When building these workouts, aim for many sets of not too many repetitions per set. 5 sets of 5 reps is a great place to start because it allows you to maintain the quality of the movement without beating your legs up too much.
And as you get better at these movements, try them on one leg to increase the difficulty.
Go into these workouts like you would go into a race: fresh. And these are not made to be done all the time, use these “tester sessions” sparingly, about 2-4 weeks before the race.
5k Workout 1: 3 x 1-Mile
3-4 weeks out from the race, break your 5k distance into three, 1-mile repetitions, resting 2-3 minutes in between.

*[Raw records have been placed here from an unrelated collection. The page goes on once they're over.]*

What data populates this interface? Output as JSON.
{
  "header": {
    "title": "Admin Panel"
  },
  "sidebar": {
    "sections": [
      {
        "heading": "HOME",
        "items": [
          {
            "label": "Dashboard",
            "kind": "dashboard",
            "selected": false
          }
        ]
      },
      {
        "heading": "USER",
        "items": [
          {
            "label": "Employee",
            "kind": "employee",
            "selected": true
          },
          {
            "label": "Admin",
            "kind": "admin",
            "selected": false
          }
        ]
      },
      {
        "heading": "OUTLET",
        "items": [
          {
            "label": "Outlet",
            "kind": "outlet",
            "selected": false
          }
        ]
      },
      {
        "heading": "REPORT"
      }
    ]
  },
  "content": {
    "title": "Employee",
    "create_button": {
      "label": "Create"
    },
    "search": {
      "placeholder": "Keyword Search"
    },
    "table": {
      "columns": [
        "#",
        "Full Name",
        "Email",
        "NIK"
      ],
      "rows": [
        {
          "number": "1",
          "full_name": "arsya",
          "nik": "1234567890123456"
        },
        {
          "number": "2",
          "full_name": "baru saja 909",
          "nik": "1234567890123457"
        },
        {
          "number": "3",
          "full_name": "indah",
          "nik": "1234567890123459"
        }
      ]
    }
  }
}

Do with these three 1-mile repetitions what you are trying to do on race day. What this means is if you’re someone who likes to start fast and then try to hold on to that speed, do that with your mile times. Run the first one hard, and make yourself run the second and third-mile repetitions just as hard.
If you like to pace yourself and then work up to a quick finish, run each mile repetition faster than the previous one. This is also known as “negative splitting.”
Design these repetitions strategically given your 5K goals and your running style.
5k Workout: 5 x 1k
About two weeks before race day, go out and do five rounds of a 1k run, resting about 90-120 seconds in between.
These repetitions are going to be faster than your 1-mile repetitions were. A 1k run does not require as much strength as a mile repetition, so these allow you to really perfect your speed and quick foot turnover.
About the Author:
Holly Martin is a San Francisco-based running coach and personal trainer. With a 20+ year background in dance, Holly brings a strong focus on technique and mobility to all of her coachings. Currently, she coaches online with The Run Experience, an online training community that specializes in providing marathon training, half marathon training plans, running workout plans and more. She trains clients at Midline Training and Nfinite Strength. Get in touch with her to get some of the best tips on running.